Elisabeth Moss opened up about her upbringing in the Church of Scientology and how it has impacted her role as a working actress in Hollywood.
The star, 39, who portrays June Osborne in The Handmaid’s Tale, grew up around the ideology as her parents became Scientologists before she was born.
Moss talked about her religion in a profile for The New Yorker, in which she explained why it’s a topic she doesn’t often bring up. As an actress, she prefers to keep an air of mystery surrounding her life.
“I don’t want to come off as being cagey,” she explained. “If you and I met, just hanging out as friends, I’m, like, an open book about it … I don’t want people to be distracted by something when they’re watching me. I want them to be seeing the character.”

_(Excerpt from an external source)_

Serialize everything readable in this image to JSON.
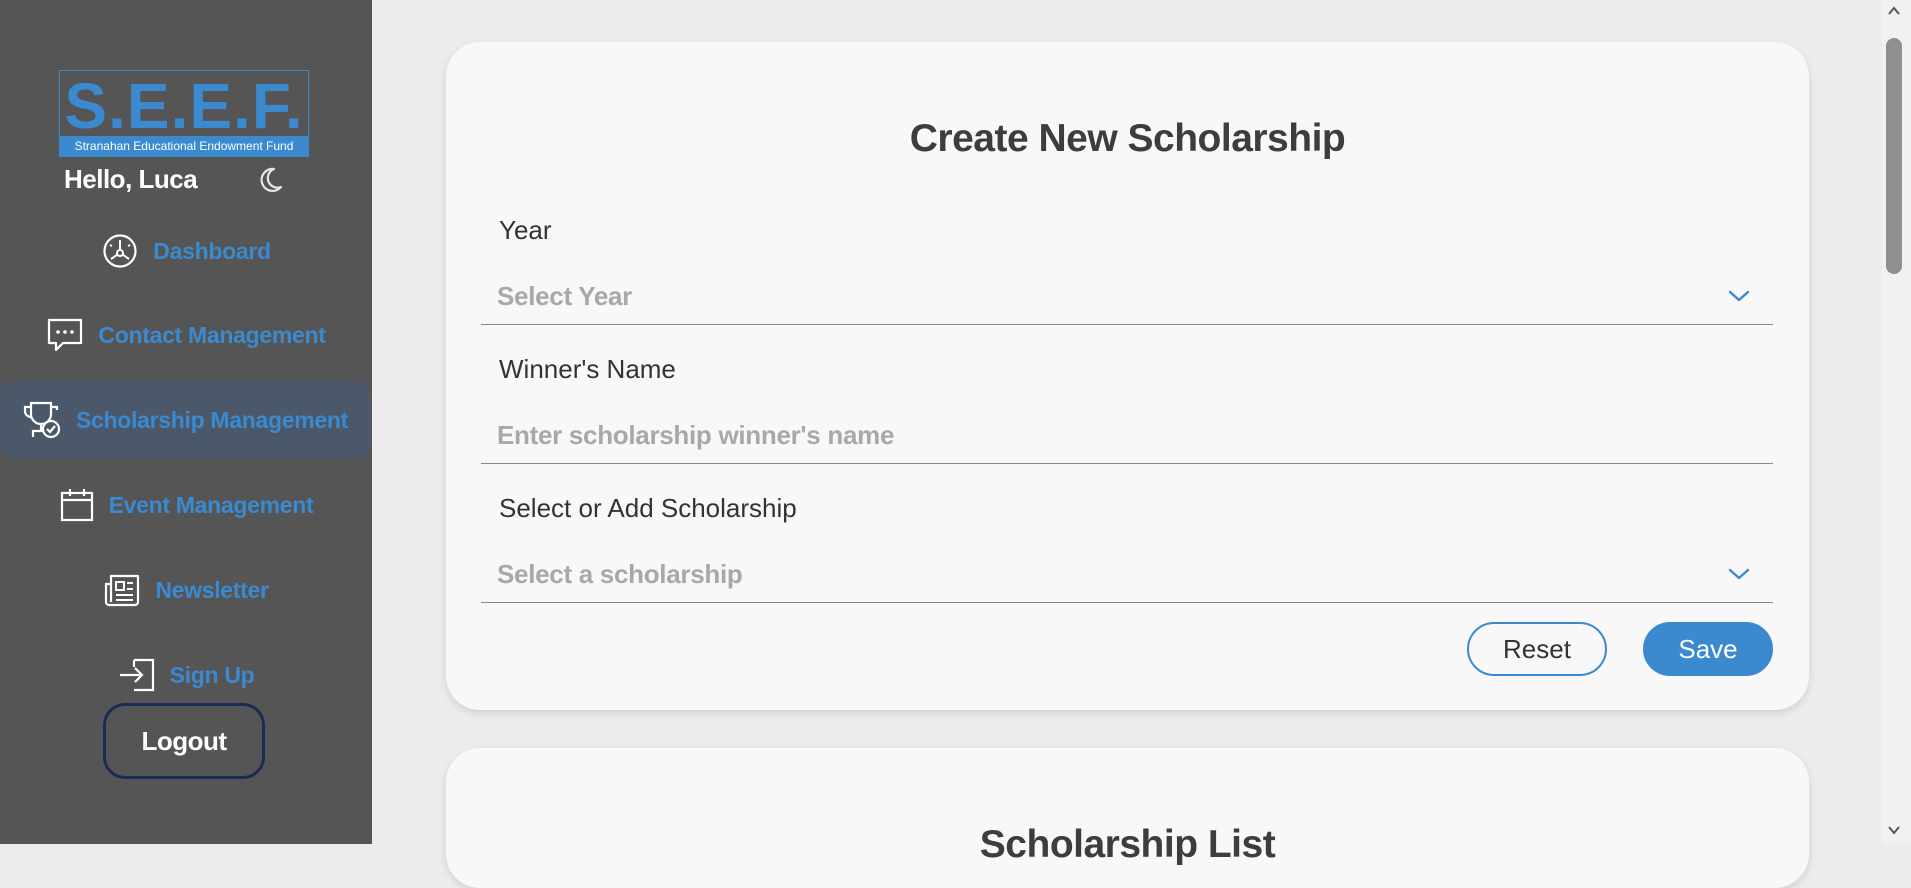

Moss faced scrutiny as her star power continued to climb following notable roles inThe Handmaid’s Tale and Mad Men. Many of the reported abuses perpetrated by Scientology “echo the authoritarian tactics of Gilead” in Handmaid’s Tale, the article pointed out.
The interviewer mentioned that some people are already distracted by Moss’ ties to Scientology, which she was unfazed by.
“People can obviously hold in their mind whatever they want to, and I can’t control that. If it’s not that, it’s going to be something else,” she shared, stating the biggest misconception is that it’s “really a closed-off religion.”
The Los Angeles native said Scientology has improved her communication skills, telling critics, “I would just encourage people to find out for themselves.”
Moss even discussed two instances that have become widely reported due to the church’s controversial connection to Hollywood.
In 2017, reports surfaced that Moss left the room during former Scientologist Leah Remini‘s winning speech at the Television Critics Association Awards. “I went to the bathroom,” Moss said, squashing feud rumors. “I wish it was more exciting than that.”
She also addressed the speech she gave while winning her Emmy that year, in which she thanked her mother for showing her that “you can be kind and a f—-ing bad—.”
A former churchgoer later spoke out and said that’s how Scientologists “down the tone scale” to average people amid claims that “cursing in Scientology is almost a sacrament.”
Moss said it was upsetting, adding, “That pissed me off. That was a really, really big moment for me, and it was a big moment for my mom and me. My mom, who has supported me through the years and been such an incredible mother to both me and my brother. And to tell a lie like that, about that — I didn’t deserve that, and it was wrong.”